AntiSec may have frog in throat over FBI hacking claims.
When hacking group AntiSec claimed last week that they’d hacked into an FBI agent’s computer and stolen millions of iOS unique device identifyers (UDIDs), the FBI immediately denied ever having the information in question:
The FBI is aware of published reports alleging that an FBI laptop was compromised and private data regarding Apple UDIDs was exposed. At this time, there is no evidence indicating that an FBI laptop was compromised or that the FBI either sought or obtained this data.
However, independent reports began to come out across the internet from individuals (including a journalist and an “eCrime specialist”) that their UDIDs were on that list, proving that at least some of the public list AntiSec showed off as “proof” of their successful FBI attack were real.

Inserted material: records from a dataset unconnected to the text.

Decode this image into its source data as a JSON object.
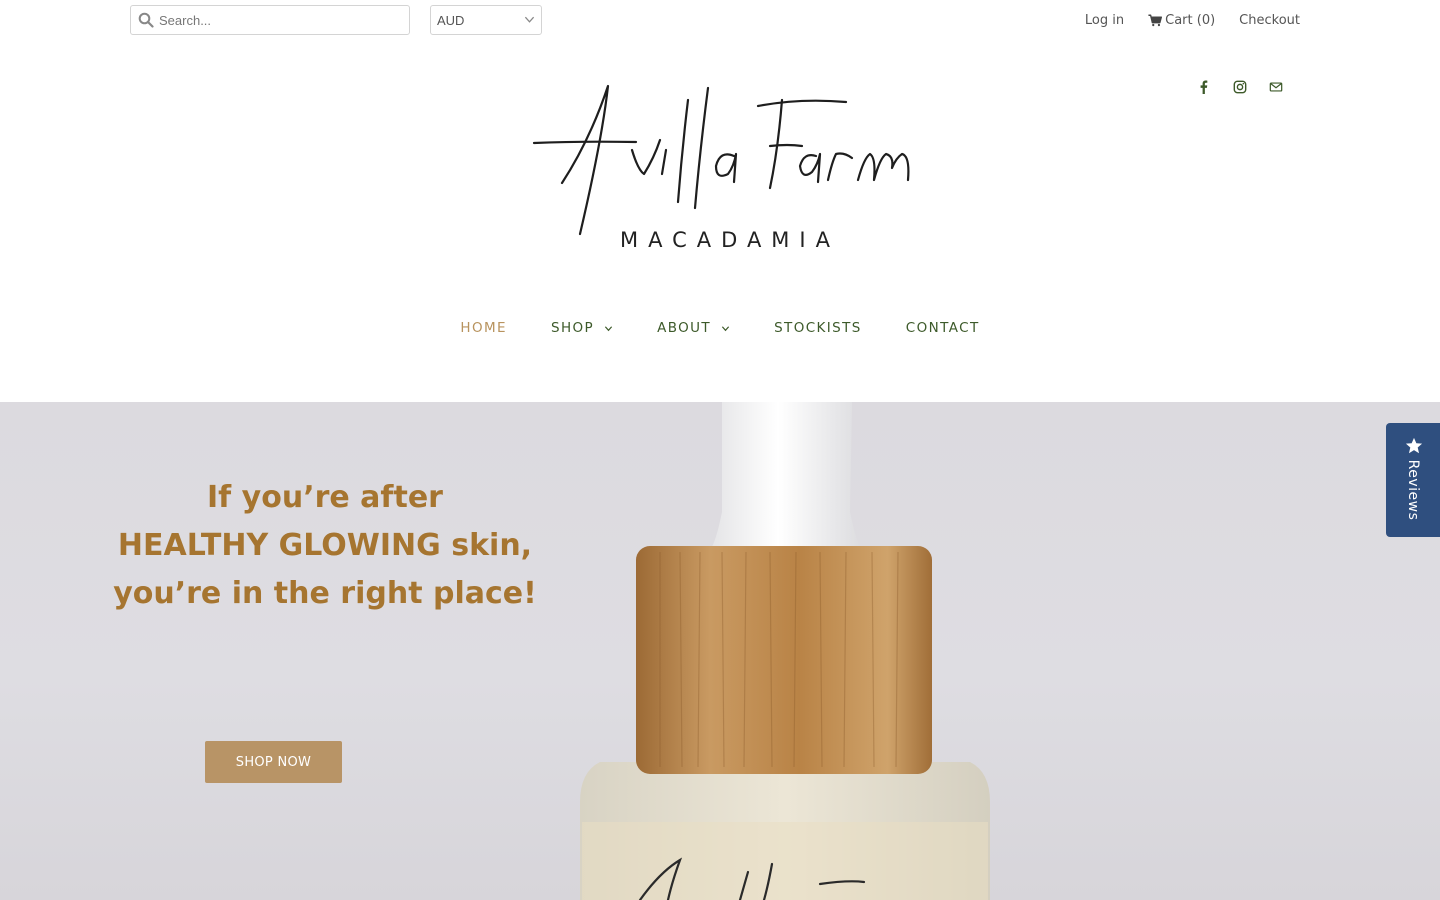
{
  "header": {
    "search": {
      "placeholder": "Search...",
      "value": ""
    },
    "currency": {
      "selected": "AUD"
    },
    "links": {
      "login": "Log in",
      "cart": "Cart (0)",
      "checkout": "Checkout"
    }
  },
  "social": {
    "icons": [
      "facebook-icon",
      "instagram-icon",
      "mail-icon"
    ],
    "color": "#3d5a2a"
  },
  "brand": {
    "script_name": "Avilla Farm",
    "tagline": "MACADAMIA"
  },
  "nav": {
    "items": [
      {
        "label": "HOME",
        "active": true
      },
      {
        "label": "SHOP",
        "dropdown": true
      },
      {
        "label": "ABOUT",
        "dropdown": true
      },
      {
        "label": "STOCKISTS"
      },
      {
        "label": "CONTACT"
      }
    ],
    "colors": {
      "default": "#3d5a2a",
      "active": "#b8935e"
    }
  },
  "hero": {
    "heading_lines": [
      "If you’re after",
      "HEALTHY GLOWING skin,",
      "you’re in the right place!"
    ],
    "cta_label": "SHOP NOW",
    "colors": {
      "heading": "#a67530",
      "cta_bg": "#b89466"
    }
  },
  "reviews_tab": {
    "label": "Reviews",
    "color": "#2f4f7f"
  }
}
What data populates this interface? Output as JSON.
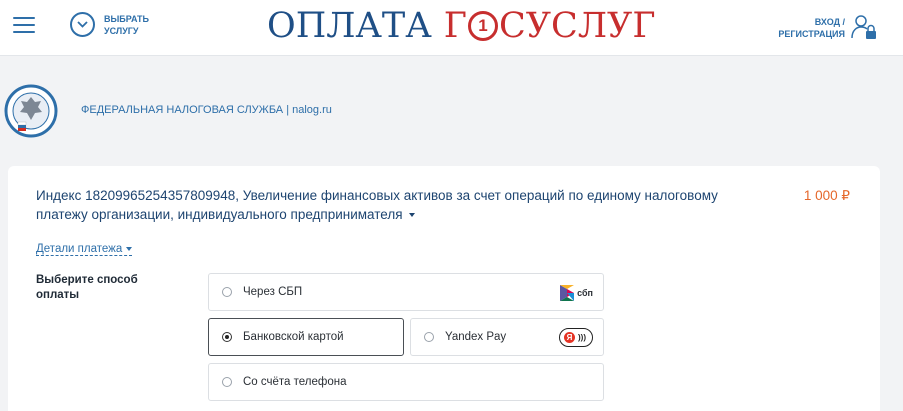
{
  "header": {
    "menu_icon": "hamburger-icon",
    "choose_service_label": "ВЫБРАТЬ УСЛУГУ",
    "logo_text_a": "ОПЛАТА",
    "logo_text_g": "Г",
    "logo_coin": "1",
    "logo_text_b": "СУСЛУГ",
    "login_label": "ВХОД / РЕГИСТРАЦИЯ",
    "brand_blue": "#1f4f86",
    "brand_red": "#c72e2e"
  },
  "organization": {
    "emblem_icon": "fns-emblem-icon",
    "name": "ФЕДЕРАЛЬНАЯ НАЛОГОВАЯ СЛУЖБА | nalog.ru"
  },
  "payment": {
    "purpose": "Индекс 18209965254357809948, Увеличение финансовых активов за счет операций по единому налоговому платежу организации, индивидуального предпринимателя",
    "amount": "1 000 ₽",
    "amount_color": "#e5672a",
    "details_label": "Детали платежа"
  },
  "methods": {
    "title": "Выберите способ оплаты",
    "selected": "card",
    "options": {
      "sbp": {
        "label": "Через СБП",
        "logo_text": "сбп"
      },
      "card": {
        "label": "Банковской картой"
      },
      "yandex": {
        "label": "Yandex Pay",
        "badge": "Я"
      },
      "phone": {
        "label": "Со счёта телефона"
      }
    }
  }
}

So if the UDIDs were real, and the FBI is telling the truth, where did the UDIDs come from?
An announcement today from a digital publishing company that makes quite a few iOS apps called BlueToad (no relation to the above image – it’s a frog – but let’s stay topical) has revealed where the UDIDs have come from. According to the company, they were able to match their own data against the released list from AntiSec,and it showed a “98% correlation,” according to an interview BlueToad had with NBC. They obviously wished to set the record straight as quickly as possible, and went to great lengths to do so, approaching appropriate law enforcement officials and taking public responsibility for their lapse of security.
The likelyhood is that AntiSec never had the “millions” of UDIDs that they claimed – and if they did, they certainly didn’t come from the FBI. Instead, the list came from a social network of some kind, or an app that collects user data. However, now the question remains – was BlueToad the only app company victimized so that AntiSec could pull off their FBI hoax? Where did the 2% of UDIDs that didn’t belong to them originate, and are there even more where those came from? The UDIDs themselves aren’t dangerous – they’re a string of characters which lend a unique ID to any individual iOS device – be it an iPhone, iPad, an iPod, or a iTouch. Pretty much every app developer that exists has a list of UDIDs somewhere, and that string of characters alone can’t reveal anything about you. The danger comes from the app maker’s database, which may have your name, phone number, address, and even financial data attached to that UDID, marking you as their customer.
Apple has known of this potential problem for awhile and, as such, has begun distancing itself from the use of UDIDs; with the advent of iOS 6 and it’s new set of APIs to replace UDID functionality, Apple has even gone as far as to reject apps that make use of the identifyer. Unfortunately, this has come too late to stop this hack from causing an internet-wide scare, not knowing what personal information AntiSec has in it’s possession, or what other groups might be doing with the information that they already released publicly. Or if the FBI is secretly tracking everybody.
As for the hacking group itself, AntiSec has yet to comment on BlueToad’s seeming ownership of the leaked file. Apple, on the other hand, did confirm that the data taken from the app developer is typical of the kind of information developers might have on record. However, you can rest assured of one thing: the UDID in and of itself is not enough, a user has to have specifically decided to give their information to a developer for it to be in that list. Or at least that is in theory.
The bad news is that any iOS user that bought an app from BlueToad has the potential of their information being in the hands of AntiSec hackers. Did you buy one of their apps? For your sake, I hope UDIDn’t.